|Industry, CBD exempted from water shedding|
|Saturday, 04 August 2012 15:33|
Business CorrespondentTHE Bulawayo City Council has exempted industry and the Central Business District (CBD) from water shedding although the move might be changed depending on the situation in the supply dams.
The local authority introduced water shedding with effect from 27 July after the city water situation continued to deteriorate.
The authorities have tightened water rationing and introduced a water shedding schedule that will see residential areas going for 24 hours without water, twice a week, in a bid to stretch out supplies until the next rain season.
According to the latest council minutes, the Bulawayo City Council has, however, resolved to exempt industry and the CBD.
“There is need to develop a database of industries which fall within the residential areas as these may be affected by water shedding. A senior technical officer will be in charge of industries that fall within residential areas and submit the list of those that could be affected by water shedding such as Old Nick Mine and Chibuku Breweries.
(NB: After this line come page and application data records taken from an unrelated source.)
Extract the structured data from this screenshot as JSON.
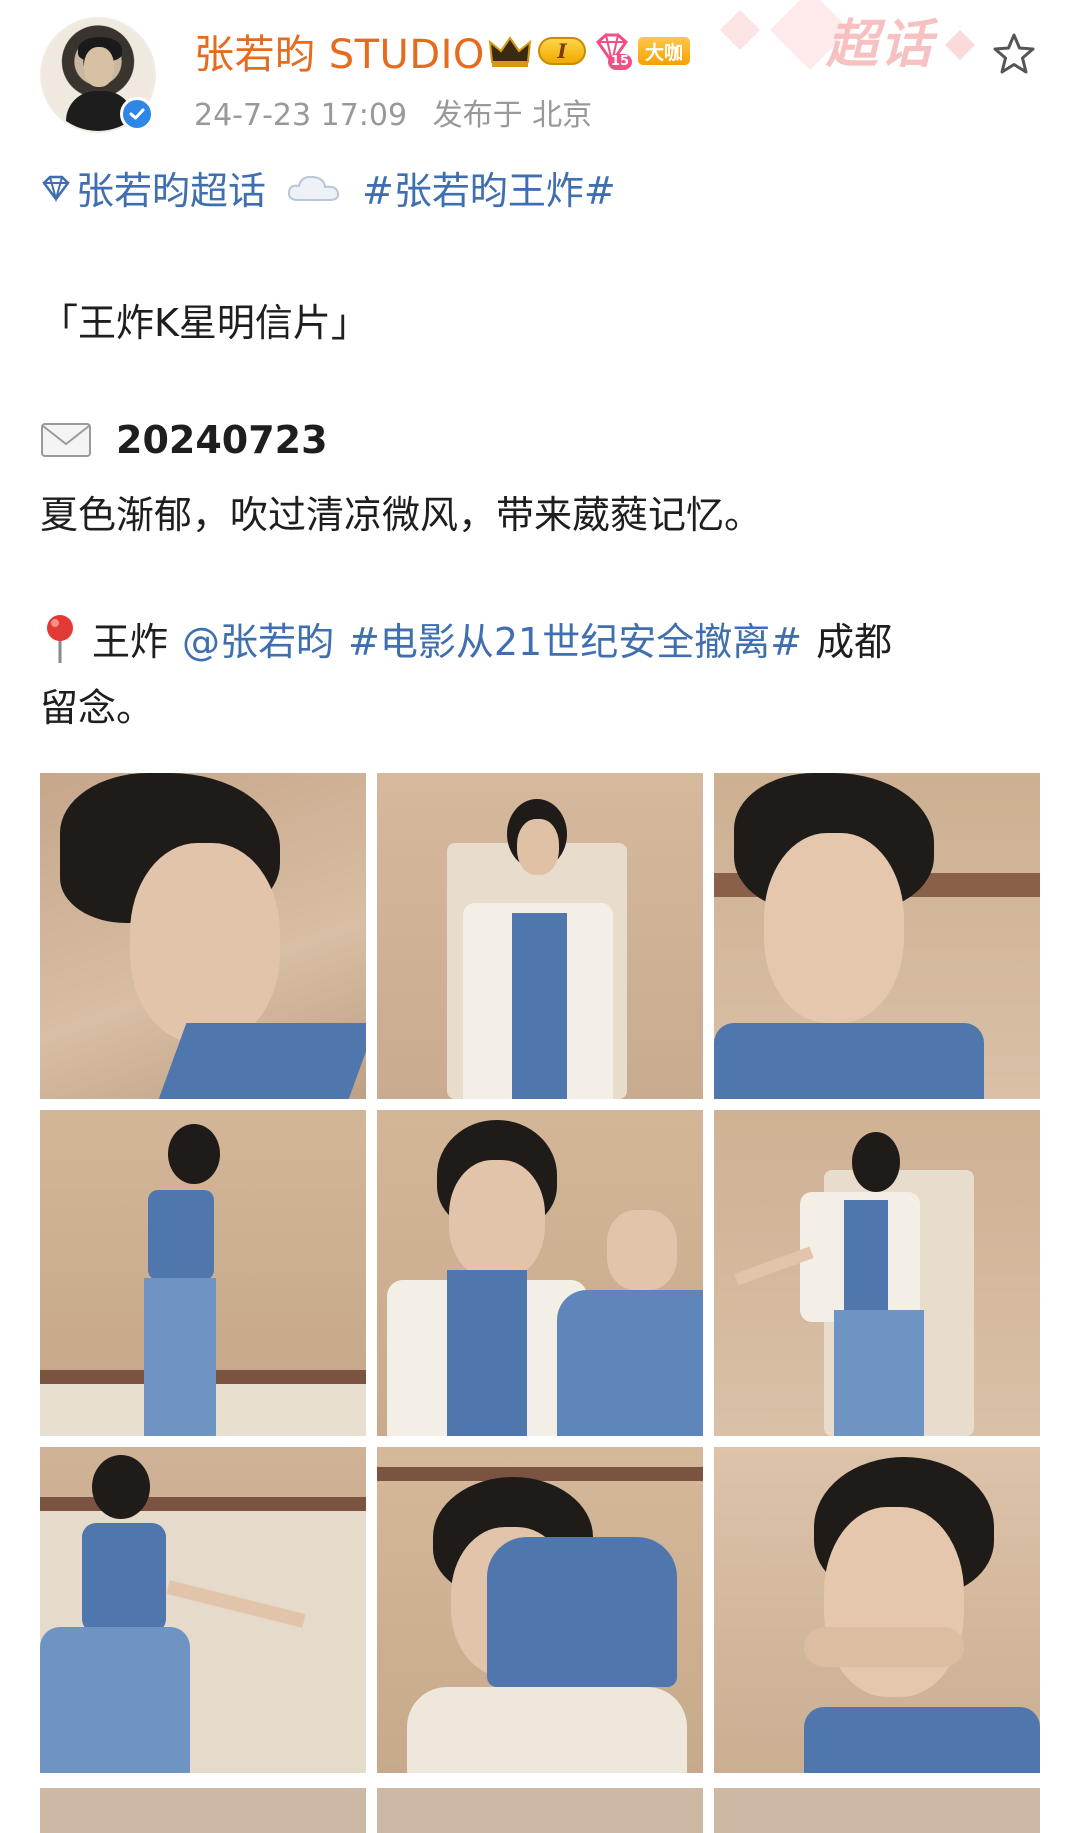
{
  "post": {
    "username": "张若昀 STUDIO",
    "level_badge": "I",
    "fan_level": "15",
    "big_badge": "大咖",
    "supertopic_watermark": "超话",
    "timestamp": "24-7-23 17:09",
    "location": "发布于 北京"
  },
  "content": {
    "supertopic_link": "张若昀超话",
    "hashtag_1": "#张若昀王炸#",
    "title": "「王炸K星明信片」",
    "date": "20240723",
    "line_1": "夏色渐郁，吹过清凉微风，带来葳蕤记忆。",
    "place_word": "王炸",
    "mention": "@张若昀",
    "hashtag_2": "#电影从21世纪安全撤离#",
    "tail_1": "成都",
    "tail_2": "留念。"
  },
  "photos": {
    "count": 9,
    "colors": {
      "wall": "#c9b096",
      "denim": "#4f77ad",
      "shirt": "#f2eee6",
      "hair": "#1c1a18"
    }
  },
  "icons": [
    "avatar",
    "verified-icon",
    "crown-icon",
    "gem-icon",
    "star-icon",
    "diamond-icon",
    "cloud-icon",
    "envelope-icon",
    "pin-icon"
  ]
}
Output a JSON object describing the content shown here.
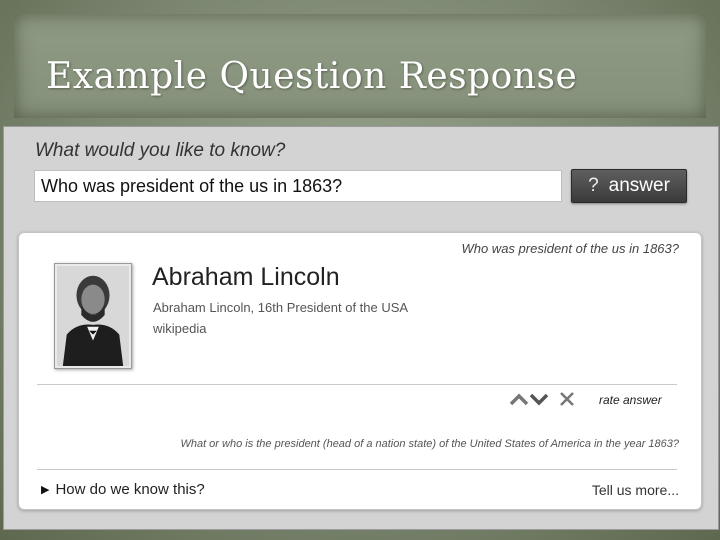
{
  "slide": {
    "title": "Example Question Response"
  },
  "app": {
    "prompt_label": "What would you like to know?",
    "query_value": "Who was president of the us in 1863?",
    "answer_button": {
      "icon_glyph": "?",
      "label": "answer"
    }
  },
  "result": {
    "echo_query": "Who was president of the us in 1863?",
    "title": "Abraham Lincoln",
    "description": "Abraham Lincoln, 16th President of the USA",
    "source": "wikipedia",
    "rate_label": "rate answer",
    "interpretation": "What or who is the president (head of a nation state) of the United States of America in the year 1863?",
    "how_link": "How do we know this?",
    "tell_more": "Tell us more..."
  }
}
These are currently exempted although they may be affected in due course as the water supply situation remains dire,” read part of the minutes.
There was hope that the Mtshabezi-Umzingwane pipeline link, that is 87 percent complete, would salvage the water crisis following the dwindling water levels in the city’s supply dams.
But the legal wrangle over the electrification of the pump station has cast doubts on whether the pipeline would not suffer any delays.
BCC introduced water shedding following the decommissioning of Upper Ncema Dam leaving the city with four supply dams, namely Insiza, Inyankuni, Lower Ncema and Umzingwane, supplying the city.
Currently the water levels at the supply dams have dropped to an average of 43,1 percent of their holding capacity.
Last week the council set up a water crisis stakeholders’ committee to devise ways of addressing the city’s deepening water crisis after efforts to expedite completion of the Mtshabezi-Umzingwane pipeline project, touted as a short-term solution to the city’s water woes seemed to have hit a snag.
The National Matabeleland Zambezi Water Project (NMZWP) is viewed as the permanent solution to the perennial water crisis in Bulawayo.